╭──

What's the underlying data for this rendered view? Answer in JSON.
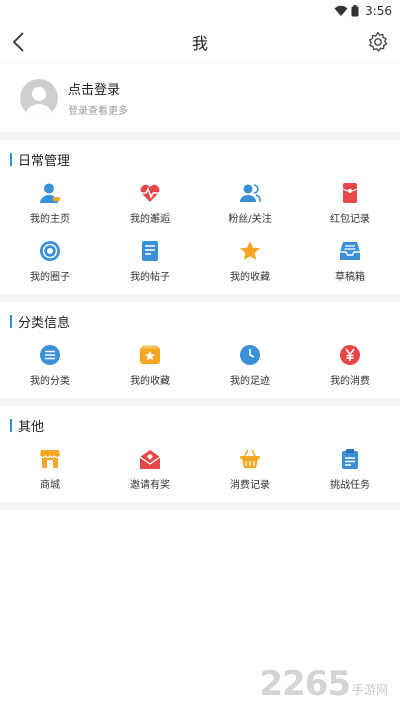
{
  "status": {
    "time": "3:56"
  },
  "nav": {
    "title": "我"
  },
  "profile": {
    "login": "点击登录",
    "sub": "登录查看更多"
  },
  "sections": [
    {
      "title": "日常管理",
      "items": [
        {
          "label": "我的主页",
          "icon": "user-icon"
        },
        {
          "label": "我的邂逅",
          "icon": "heartbeat-icon"
        },
        {
          "label": "粉丝/关注",
          "icon": "users-icon"
        },
        {
          "label": "红包记录",
          "icon": "red-envelope-icon"
        },
        {
          "label": "我的圈子",
          "icon": "circle-target-icon"
        },
        {
          "label": "我的帖子",
          "icon": "post-icon"
        },
        {
          "label": "我的收藏",
          "icon": "star-icon"
        },
        {
          "label": "草稿箱",
          "icon": "inbox-icon"
        }
      ]
    },
    {
      "title": "分类信息",
      "items": [
        {
          "label": "我的分类",
          "icon": "list-icon"
        },
        {
          "label": "我的收藏",
          "icon": "star-folder-icon"
        },
        {
          "label": "我的足迹",
          "icon": "clock-icon"
        },
        {
          "label": "我的消费",
          "icon": "yen-icon"
        }
      ]
    },
    {
      "title": "其他",
      "items": [
        {
          "label": "商城",
          "icon": "shop-icon"
        },
        {
          "label": "邀请有奖",
          "icon": "invite-mail-icon"
        },
        {
          "label": "消费记录",
          "icon": "basket-icon"
        },
        {
          "label": "挑战任务",
          "icon": "clipboard-icon"
        }
      ]
    }
  ],
  "watermark": {
    "num": "2265",
    "text": "手游网"
  },
  "colors": {
    "accent": "#2f8fe0",
    "red": "#e8474a",
    "orange": "#f5a623",
    "blue": "#3a8fd9"
  }
}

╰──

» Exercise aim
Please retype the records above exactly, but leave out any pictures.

» Response
What's the underlying data for this rendered view? Answer in JSON.
{
  "status": {
    "time": "3:56"
  },
  "nav": {
    "title": "我"
  },
  "profile": {
    "login": "点击登录",
    "sub": "登录查看更多"
  },
  "sections": [
    {
      "title": "日常管理",
      "items": [
        {
          "label": "我的主页",
          "icon": "user-icon"
        },
        {
          "label": "我的邂逅",
          "icon": "heartbeat-icon"
        },
        {
          "label": "粉丝/关注",
          "icon": "users-icon"
        },
        {
          "label": "红包记录",
          "icon": "red-envelope-icon"
        },
        {
          "label": "我的圈子",
          "icon": "circle-target-icon"
        },
        {
          "label": "我的帖子",
          "icon": "post-icon"
        },
        {
          "label": "我的收藏",
          "icon": "star-icon"
        },
        {
          "label": "草稿箱",
          "icon": "inbox-icon"
        }
      ]
    },
    {
      "title": "分类信息",
      "items": [
        {
          "label": "我的分类",
          "icon": "list-icon"
        },
        {
          "label": "我的收藏",
          "icon": "star-folder-icon"
        },
        {
          "label": "我的足迹",
          "icon": "clock-icon"
        },
        {
          "label": "我的消费",
          "icon": "yen-icon"
        }
      ]
    },
    {
      "title": "其他",
      "items": [
        {
          "label": "商城",
          "icon": "shop-icon"
        },
        {
          "label": "邀请有奖",
          "icon": "invite-mail-icon"
        },
        {
          "label": "消费记录",
          "icon": "basket-icon"
        },
        {
          "label": "挑战任务",
          "icon": "clipboard-icon"
        }
      ]
    }
  ],
  "watermark": {
    "num": "2265",
    "text": "手游网"
  },
  "colors": {
    "accent": "#2f8fe0",
    "red": "#e8474a",
    "orange": "#f5a623",
    "blue": "#3a8fd9"
  }
}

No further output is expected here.